Items from an interface collection

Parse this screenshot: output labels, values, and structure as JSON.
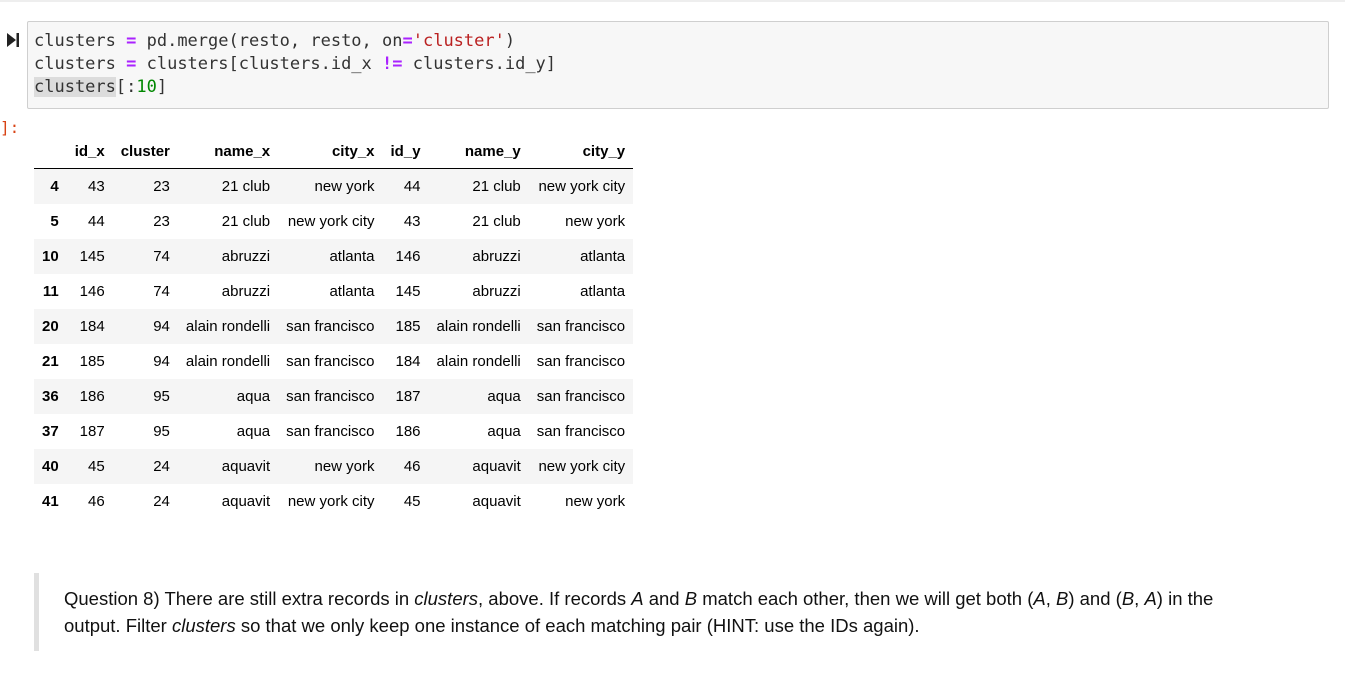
{
  "code_cell": {
    "lines": [
      [
        {
          "t": "clusters ",
          "k": ""
        },
        {
          "t": "=",
          "k": "op"
        },
        {
          "t": " pd.merge(resto, resto, on",
          "k": ""
        },
        {
          "t": "=",
          "k": "op"
        },
        {
          "t": "'cluster'",
          "k": "str"
        },
        {
          "t": ")",
          "k": ""
        }
      ],
      [
        {
          "t": "clusters ",
          "k": ""
        },
        {
          "t": "=",
          "k": "op"
        },
        {
          "t": " clusters[clusters.id_x ",
          "k": ""
        },
        {
          "t": "!=",
          "k": "op"
        },
        {
          "t": " clusters.id_y]",
          "k": ""
        }
      ],
      [
        {
          "t": "clusters",
          "k": "hl"
        },
        {
          "t": "[:",
          "k": ""
        },
        {
          "t": "10",
          "k": "num"
        },
        {
          "t": "]",
          "k": ""
        }
      ]
    ]
  },
  "output": {
    "prompt": "]:",
    "table": {
      "columns": [
        "",
        "id_x",
        "cluster",
        "name_x",
        "city_x",
        "id_y",
        "name_y",
        "city_y"
      ],
      "rows": [
        [
          "4",
          "43",
          "23",
          "21 club",
          "new york",
          "44",
          "21 club",
          "new york city"
        ],
        [
          "5",
          "44",
          "23",
          "21 club",
          "new york city",
          "43",
          "21 club",
          "new york"
        ],
        [
          "10",
          "145",
          "74",
          "abruzzi",
          "atlanta",
          "146",
          "abruzzi",
          "atlanta"
        ],
        [
          "11",
          "146",
          "74",
          "abruzzi",
          "atlanta",
          "145",
          "abruzzi",
          "atlanta"
        ],
        [
          "20",
          "184",
          "94",
          "alain rondelli",
          "san francisco",
          "185",
          "alain rondelli",
          "san francisco"
        ],
        [
          "21",
          "185",
          "94",
          "alain rondelli",
          "san francisco",
          "184",
          "alain rondelli",
          "san francisco"
        ],
        [
          "36",
          "186",
          "95",
          "aqua",
          "san francisco",
          "187",
          "aqua",
          "san francisco"
        ],
        [
          "37",
          "187",
          "95",
          "aqua",
          "san francisco",
          "186",
          "aqua",
          "san francisco"
        ],
        [
          "40",
          "45",
          "24",
          "aquavit",
          "new york",
          "46",
          "aquavit",
          "new york city"
        ],
        [
          "41",
          "46",
          "24",
          "aquavit",
          "new york city",
          "45",
          "aquavit",
          "new york"
        ]
      ]
    }
  },
  "markdown": {
    "segments": [
      {
        "t": "Question 8) There are still extra records in ",
        "i": false
      },
      {
        "t": "clusters",
        "i": true
      },
      {
        "t": ", above. If records ",
        "i": false
      },
      {
        "t": "A",
        "i": true
      },
      {
        "t": " and ",
        "i": false
      },
      {
        "t": "B",
        "i": true
      },
      {
        "t": " match each other, then we will get both (",
        "i": false
      },
      {
        "t": "A",
        "i": true
      },
      {
        "t": ", ",
        "i": false
      },
      {
        "t": "B",
        "i": true
      },
      {
        "t": ") and (",
        "i": false
      },
      {
        "t": "B",
        "i": true
      },
      {
        "t": ", ",
        "i": false
      },
      {
        "t": "A",
        "i": true
      },
      {
        "t": ") in the output. Filter ",
        "i": false
      },
      {
        "t": "clusters",
        "i": true
      },
      {
        "t": " so that we only keep one instance of each matching pair (HINT: use the IDs again).",
        "i": false
      }
    ]
  },
  "icons": {
    "run": "run-cell-icon"
  },
  "colors": {
    "operator": "#aa22ff",
    "string": "#ba2121",
    "number": "#008800",
    "prompt": "#d84315"
  }
}
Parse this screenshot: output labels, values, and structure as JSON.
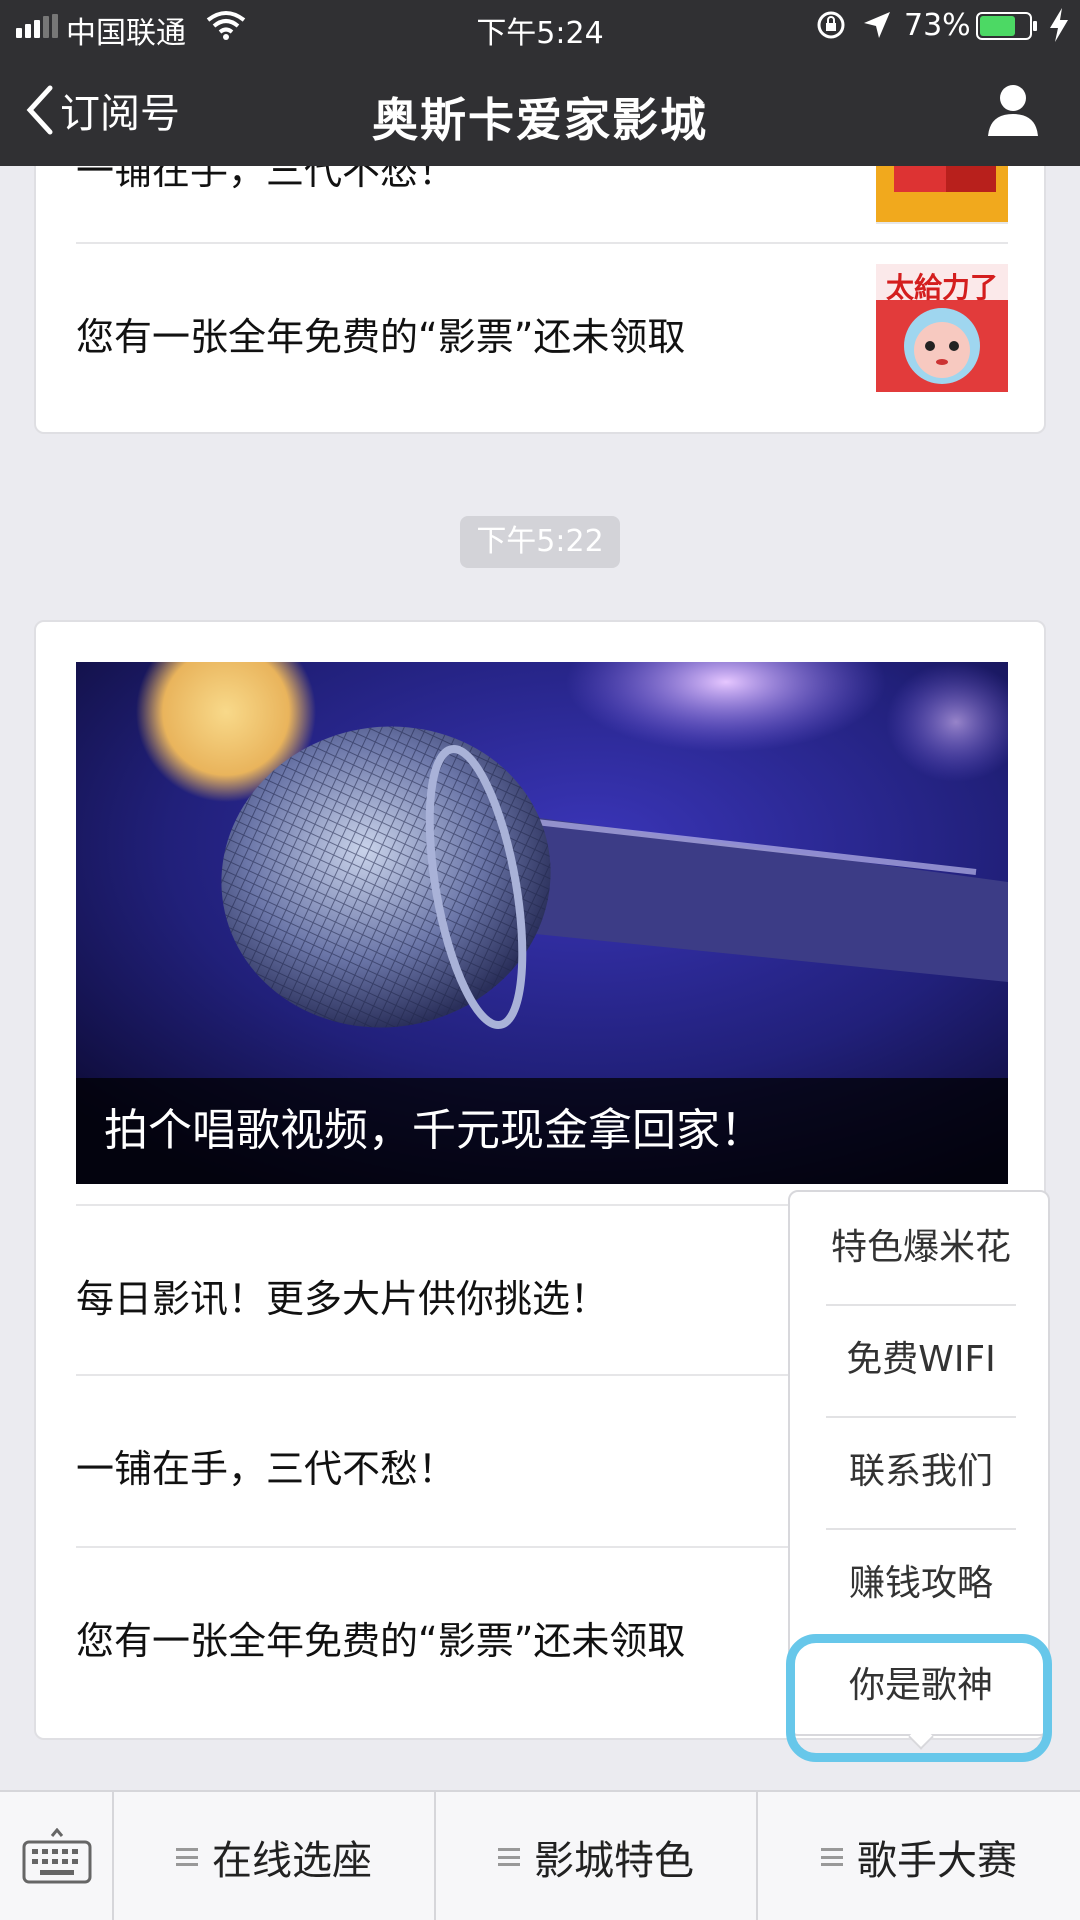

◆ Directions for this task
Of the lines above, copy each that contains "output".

◆ Task solution
Parse this screenshot: output labels, values, and structure as JSON.
  "output": {
        "t": ") in the output. Filter ",
Parse this screenshot: output labels, values, and structure as JSON.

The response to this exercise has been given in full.